++++ Records shown ++++
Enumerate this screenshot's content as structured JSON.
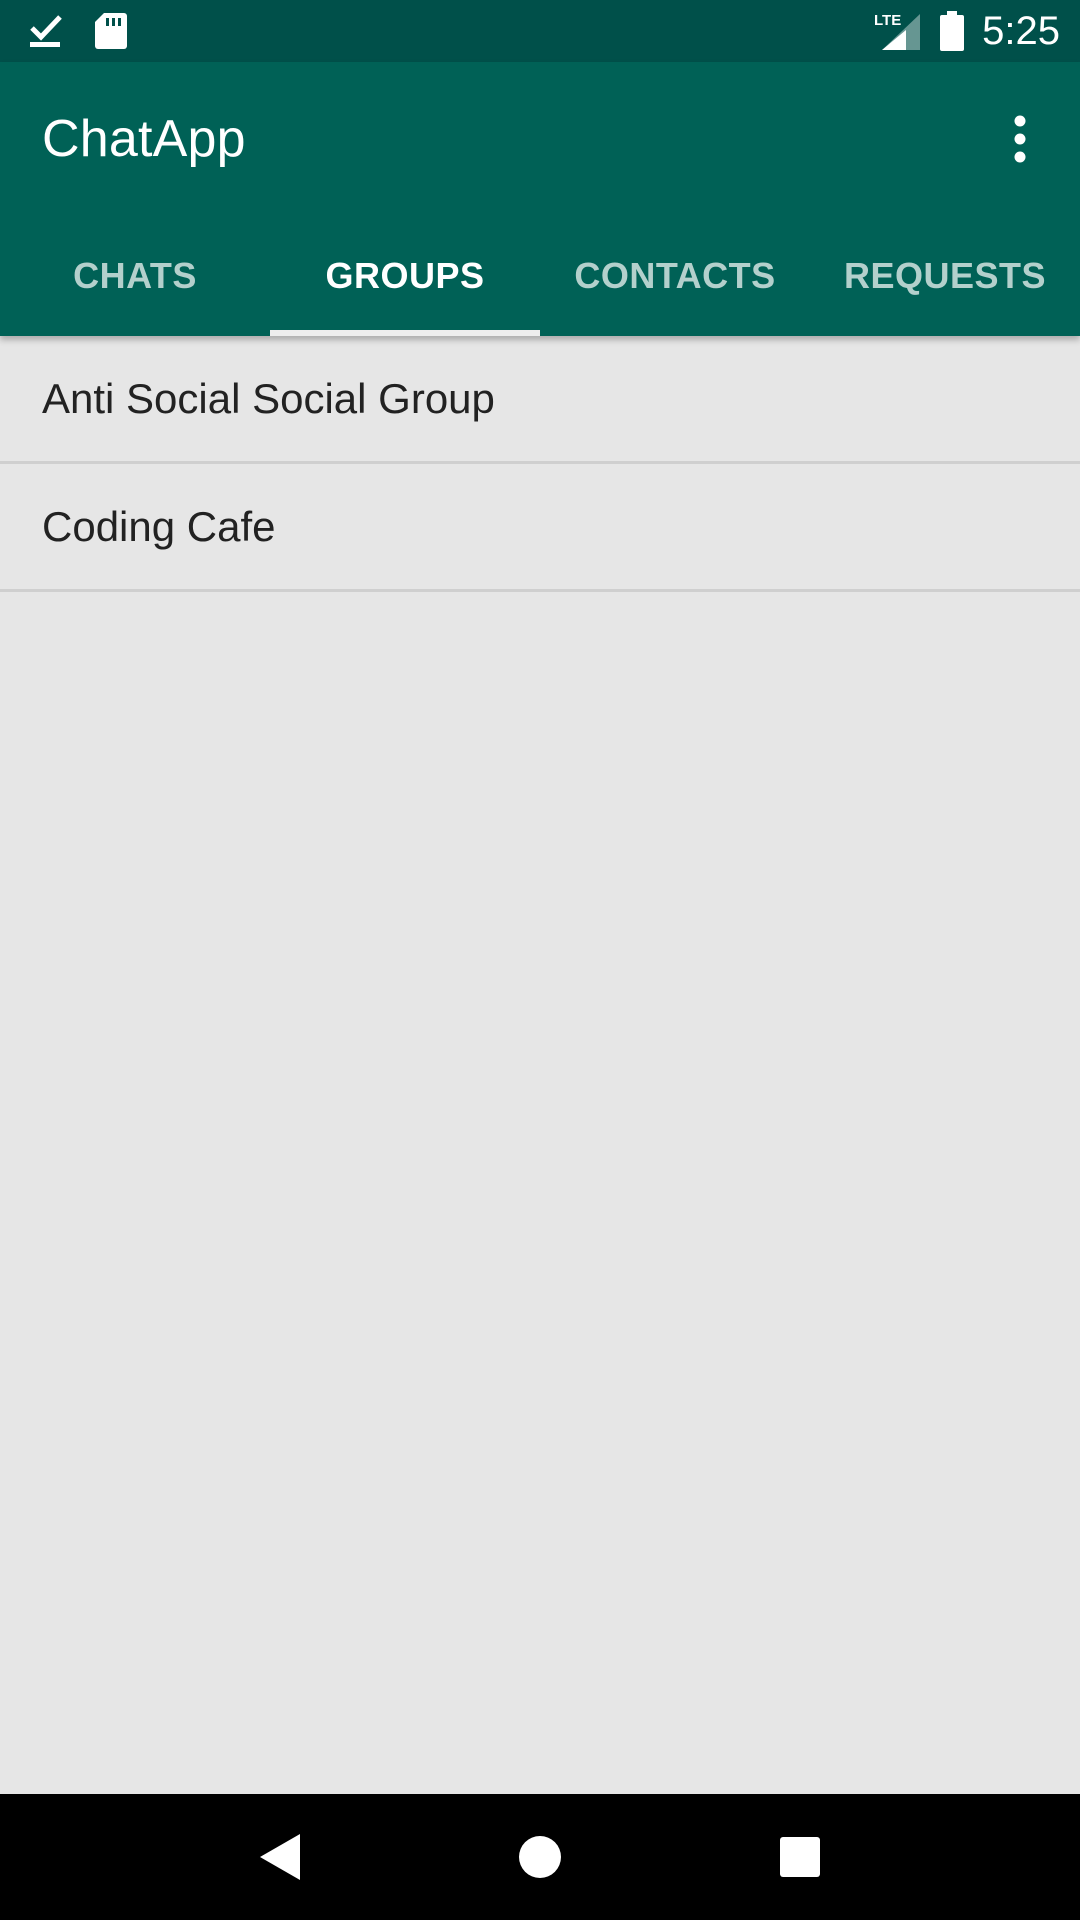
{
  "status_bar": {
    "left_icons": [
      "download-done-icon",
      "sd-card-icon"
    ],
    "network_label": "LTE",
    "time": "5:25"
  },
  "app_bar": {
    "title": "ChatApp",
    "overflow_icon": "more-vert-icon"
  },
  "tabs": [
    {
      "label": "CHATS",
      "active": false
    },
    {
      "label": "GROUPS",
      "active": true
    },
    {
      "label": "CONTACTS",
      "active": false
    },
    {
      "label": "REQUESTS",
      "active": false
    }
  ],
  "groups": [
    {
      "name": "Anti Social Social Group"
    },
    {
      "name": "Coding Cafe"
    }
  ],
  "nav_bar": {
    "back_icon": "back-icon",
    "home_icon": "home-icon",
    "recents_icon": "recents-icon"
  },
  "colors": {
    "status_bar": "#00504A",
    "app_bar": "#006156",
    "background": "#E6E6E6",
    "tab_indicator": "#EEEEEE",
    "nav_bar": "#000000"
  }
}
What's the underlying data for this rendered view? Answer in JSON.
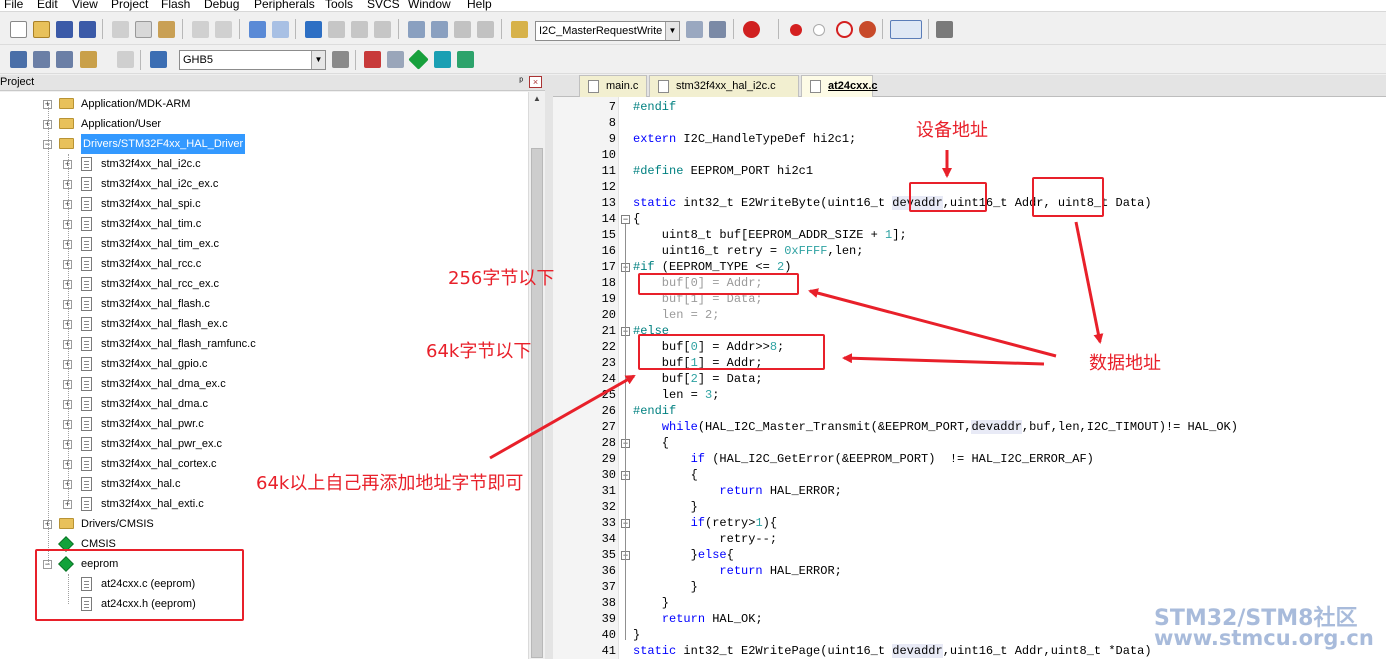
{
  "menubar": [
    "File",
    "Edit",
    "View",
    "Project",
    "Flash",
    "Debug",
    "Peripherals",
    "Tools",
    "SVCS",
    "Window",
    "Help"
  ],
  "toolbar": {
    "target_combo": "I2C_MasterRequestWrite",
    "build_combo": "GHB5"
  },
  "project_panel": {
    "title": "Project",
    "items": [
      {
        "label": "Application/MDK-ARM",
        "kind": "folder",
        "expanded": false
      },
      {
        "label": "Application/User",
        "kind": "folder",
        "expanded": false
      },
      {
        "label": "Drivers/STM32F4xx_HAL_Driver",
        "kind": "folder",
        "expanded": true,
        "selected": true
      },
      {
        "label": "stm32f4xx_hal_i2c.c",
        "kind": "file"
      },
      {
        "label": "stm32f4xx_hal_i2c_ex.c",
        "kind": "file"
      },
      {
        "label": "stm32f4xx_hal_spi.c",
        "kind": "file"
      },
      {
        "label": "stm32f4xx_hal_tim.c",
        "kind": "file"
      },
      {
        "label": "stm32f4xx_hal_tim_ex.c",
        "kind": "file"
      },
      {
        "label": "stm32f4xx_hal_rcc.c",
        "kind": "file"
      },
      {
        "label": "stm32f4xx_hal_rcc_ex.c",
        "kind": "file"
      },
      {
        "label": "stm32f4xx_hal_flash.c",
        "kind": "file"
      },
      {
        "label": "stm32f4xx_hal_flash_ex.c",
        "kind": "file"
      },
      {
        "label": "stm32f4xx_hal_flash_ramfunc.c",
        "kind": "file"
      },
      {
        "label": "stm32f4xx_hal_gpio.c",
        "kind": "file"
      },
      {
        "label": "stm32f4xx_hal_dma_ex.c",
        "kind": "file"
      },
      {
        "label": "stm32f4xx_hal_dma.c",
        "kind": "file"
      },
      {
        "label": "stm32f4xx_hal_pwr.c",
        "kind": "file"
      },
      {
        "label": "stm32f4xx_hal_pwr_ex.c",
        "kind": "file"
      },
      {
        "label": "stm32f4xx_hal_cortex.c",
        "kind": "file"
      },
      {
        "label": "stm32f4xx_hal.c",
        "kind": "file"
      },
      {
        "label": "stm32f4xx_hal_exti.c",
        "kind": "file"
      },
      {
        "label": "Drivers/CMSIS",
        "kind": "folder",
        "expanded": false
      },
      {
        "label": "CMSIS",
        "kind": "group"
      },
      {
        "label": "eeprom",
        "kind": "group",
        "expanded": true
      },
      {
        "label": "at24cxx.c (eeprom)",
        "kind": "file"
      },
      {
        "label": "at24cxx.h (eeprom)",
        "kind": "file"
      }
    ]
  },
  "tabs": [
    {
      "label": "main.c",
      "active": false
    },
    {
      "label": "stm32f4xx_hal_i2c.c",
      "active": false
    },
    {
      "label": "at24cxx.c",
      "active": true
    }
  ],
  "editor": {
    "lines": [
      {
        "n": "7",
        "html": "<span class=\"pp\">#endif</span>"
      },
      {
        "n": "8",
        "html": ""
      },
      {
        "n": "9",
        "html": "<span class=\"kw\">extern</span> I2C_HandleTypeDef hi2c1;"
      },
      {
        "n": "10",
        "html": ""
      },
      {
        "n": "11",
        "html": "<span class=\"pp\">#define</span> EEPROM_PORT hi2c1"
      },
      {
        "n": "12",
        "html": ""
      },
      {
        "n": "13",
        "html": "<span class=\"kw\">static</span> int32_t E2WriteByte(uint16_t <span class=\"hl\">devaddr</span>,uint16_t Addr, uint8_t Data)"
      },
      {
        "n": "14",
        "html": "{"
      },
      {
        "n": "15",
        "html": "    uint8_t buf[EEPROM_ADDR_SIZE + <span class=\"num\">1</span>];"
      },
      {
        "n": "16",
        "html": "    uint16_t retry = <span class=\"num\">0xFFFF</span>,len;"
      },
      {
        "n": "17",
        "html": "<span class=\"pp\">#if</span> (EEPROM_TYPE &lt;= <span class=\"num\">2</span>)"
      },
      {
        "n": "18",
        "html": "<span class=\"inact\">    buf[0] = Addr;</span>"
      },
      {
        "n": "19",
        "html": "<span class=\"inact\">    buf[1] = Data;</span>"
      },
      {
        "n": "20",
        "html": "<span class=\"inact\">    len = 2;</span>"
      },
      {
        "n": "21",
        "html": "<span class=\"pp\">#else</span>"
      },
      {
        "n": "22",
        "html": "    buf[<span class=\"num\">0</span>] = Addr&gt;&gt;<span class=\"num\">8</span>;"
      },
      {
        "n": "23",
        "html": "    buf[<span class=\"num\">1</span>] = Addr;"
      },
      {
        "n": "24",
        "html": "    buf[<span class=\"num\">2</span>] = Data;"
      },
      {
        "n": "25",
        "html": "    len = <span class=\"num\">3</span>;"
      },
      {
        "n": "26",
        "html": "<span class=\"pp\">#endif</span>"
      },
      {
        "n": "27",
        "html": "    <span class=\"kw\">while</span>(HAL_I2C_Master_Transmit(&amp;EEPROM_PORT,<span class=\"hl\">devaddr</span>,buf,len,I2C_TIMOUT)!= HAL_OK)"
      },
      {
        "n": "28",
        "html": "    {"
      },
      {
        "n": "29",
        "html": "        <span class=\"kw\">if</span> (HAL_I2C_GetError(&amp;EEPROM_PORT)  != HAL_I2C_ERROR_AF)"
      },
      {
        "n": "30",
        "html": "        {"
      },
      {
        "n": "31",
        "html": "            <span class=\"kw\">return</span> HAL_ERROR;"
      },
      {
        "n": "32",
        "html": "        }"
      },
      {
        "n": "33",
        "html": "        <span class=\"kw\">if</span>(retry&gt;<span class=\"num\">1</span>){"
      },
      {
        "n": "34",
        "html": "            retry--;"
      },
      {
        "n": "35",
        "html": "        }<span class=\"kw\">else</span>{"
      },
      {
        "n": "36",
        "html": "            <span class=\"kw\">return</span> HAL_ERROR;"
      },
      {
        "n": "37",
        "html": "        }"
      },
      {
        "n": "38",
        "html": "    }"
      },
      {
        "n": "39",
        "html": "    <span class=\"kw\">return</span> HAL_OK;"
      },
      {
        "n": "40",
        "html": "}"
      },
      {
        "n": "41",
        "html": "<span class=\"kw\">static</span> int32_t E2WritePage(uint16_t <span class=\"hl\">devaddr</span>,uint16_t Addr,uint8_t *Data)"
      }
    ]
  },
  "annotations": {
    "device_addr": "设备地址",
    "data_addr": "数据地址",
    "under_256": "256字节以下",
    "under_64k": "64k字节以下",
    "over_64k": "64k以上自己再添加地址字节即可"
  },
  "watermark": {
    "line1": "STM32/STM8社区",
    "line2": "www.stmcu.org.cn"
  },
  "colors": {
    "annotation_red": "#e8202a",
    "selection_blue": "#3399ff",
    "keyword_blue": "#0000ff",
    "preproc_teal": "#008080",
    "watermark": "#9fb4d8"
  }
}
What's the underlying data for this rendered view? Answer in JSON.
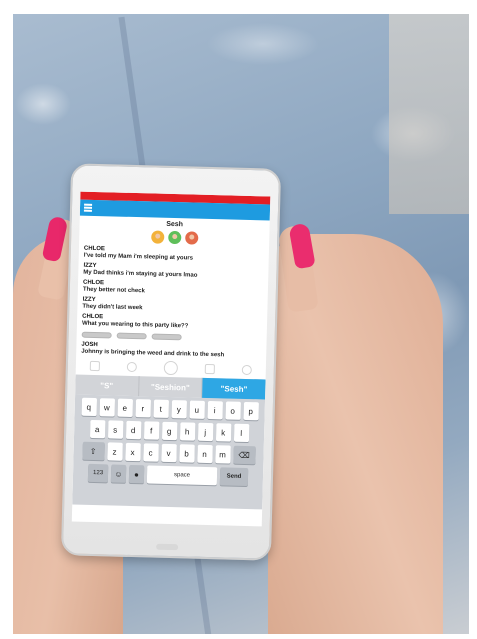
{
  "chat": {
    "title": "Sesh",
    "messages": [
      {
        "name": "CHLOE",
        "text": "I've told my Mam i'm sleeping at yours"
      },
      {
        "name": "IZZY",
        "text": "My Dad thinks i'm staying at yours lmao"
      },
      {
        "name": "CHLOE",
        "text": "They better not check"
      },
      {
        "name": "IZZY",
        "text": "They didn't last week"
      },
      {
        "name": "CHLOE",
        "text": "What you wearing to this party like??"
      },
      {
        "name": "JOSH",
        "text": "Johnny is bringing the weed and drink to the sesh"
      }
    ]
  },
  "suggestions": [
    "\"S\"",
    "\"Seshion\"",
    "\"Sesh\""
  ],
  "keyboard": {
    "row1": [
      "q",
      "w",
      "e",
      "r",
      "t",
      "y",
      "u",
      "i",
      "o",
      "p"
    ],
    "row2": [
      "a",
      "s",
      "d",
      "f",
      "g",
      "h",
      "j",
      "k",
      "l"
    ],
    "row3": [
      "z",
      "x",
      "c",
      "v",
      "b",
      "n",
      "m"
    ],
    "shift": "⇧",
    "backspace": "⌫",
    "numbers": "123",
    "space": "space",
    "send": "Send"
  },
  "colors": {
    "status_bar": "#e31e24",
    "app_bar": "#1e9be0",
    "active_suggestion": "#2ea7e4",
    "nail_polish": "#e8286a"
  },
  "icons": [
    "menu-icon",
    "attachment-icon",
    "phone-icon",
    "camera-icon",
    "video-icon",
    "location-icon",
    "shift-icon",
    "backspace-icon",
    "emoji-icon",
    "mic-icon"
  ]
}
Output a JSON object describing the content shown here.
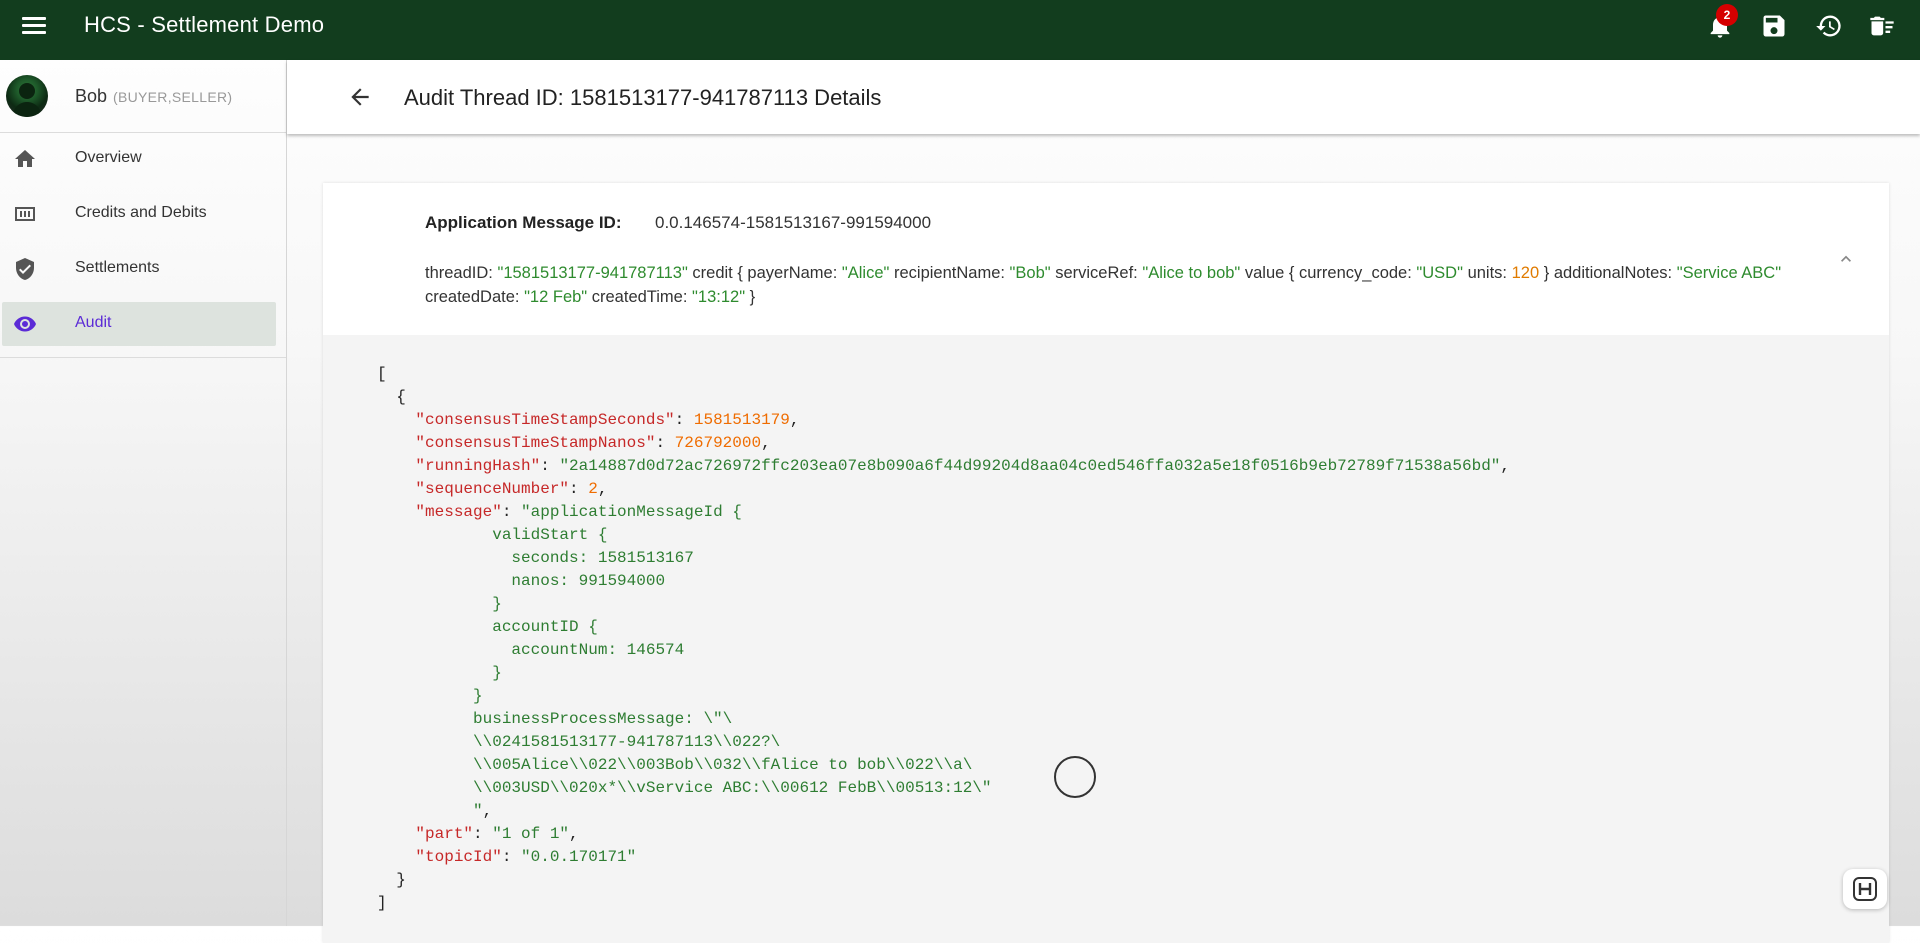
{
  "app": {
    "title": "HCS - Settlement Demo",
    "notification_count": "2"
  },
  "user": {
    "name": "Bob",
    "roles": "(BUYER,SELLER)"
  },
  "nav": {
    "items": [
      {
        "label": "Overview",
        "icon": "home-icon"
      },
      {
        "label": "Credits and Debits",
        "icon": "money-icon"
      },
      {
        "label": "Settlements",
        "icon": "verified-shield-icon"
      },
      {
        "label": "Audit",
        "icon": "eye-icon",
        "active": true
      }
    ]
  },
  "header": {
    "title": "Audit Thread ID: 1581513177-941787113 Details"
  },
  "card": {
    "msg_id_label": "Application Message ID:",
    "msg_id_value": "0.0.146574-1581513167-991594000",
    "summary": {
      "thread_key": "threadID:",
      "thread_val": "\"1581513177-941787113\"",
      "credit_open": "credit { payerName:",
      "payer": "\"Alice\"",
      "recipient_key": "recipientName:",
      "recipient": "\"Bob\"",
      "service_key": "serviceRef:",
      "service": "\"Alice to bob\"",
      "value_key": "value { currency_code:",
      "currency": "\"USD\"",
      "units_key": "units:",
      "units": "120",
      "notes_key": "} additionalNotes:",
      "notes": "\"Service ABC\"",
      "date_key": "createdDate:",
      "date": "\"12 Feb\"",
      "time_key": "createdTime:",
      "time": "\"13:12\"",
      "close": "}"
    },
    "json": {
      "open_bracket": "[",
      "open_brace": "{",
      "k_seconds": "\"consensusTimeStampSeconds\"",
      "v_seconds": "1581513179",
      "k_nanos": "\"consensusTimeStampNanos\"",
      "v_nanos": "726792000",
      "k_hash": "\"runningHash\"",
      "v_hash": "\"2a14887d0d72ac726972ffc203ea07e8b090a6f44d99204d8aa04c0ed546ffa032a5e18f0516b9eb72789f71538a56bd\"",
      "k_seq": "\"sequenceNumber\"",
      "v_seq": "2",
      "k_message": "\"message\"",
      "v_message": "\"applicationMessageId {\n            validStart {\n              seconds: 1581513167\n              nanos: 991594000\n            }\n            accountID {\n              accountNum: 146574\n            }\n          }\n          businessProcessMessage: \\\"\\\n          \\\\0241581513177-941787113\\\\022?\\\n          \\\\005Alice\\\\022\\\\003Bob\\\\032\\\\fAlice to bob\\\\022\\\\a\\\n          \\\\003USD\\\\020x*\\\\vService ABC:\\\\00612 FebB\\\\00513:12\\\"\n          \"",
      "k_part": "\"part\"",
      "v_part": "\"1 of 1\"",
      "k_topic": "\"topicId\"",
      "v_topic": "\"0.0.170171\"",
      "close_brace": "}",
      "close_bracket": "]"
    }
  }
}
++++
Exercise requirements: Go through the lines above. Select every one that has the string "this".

Task output:
Enumerate this screenshot's content as structured JSON.
What's the underlying data for this rendered view? Answer in JSON.
What's the underlying data for this rendered view? Answer in JSON.
        "text": "What you wearing to this party like??"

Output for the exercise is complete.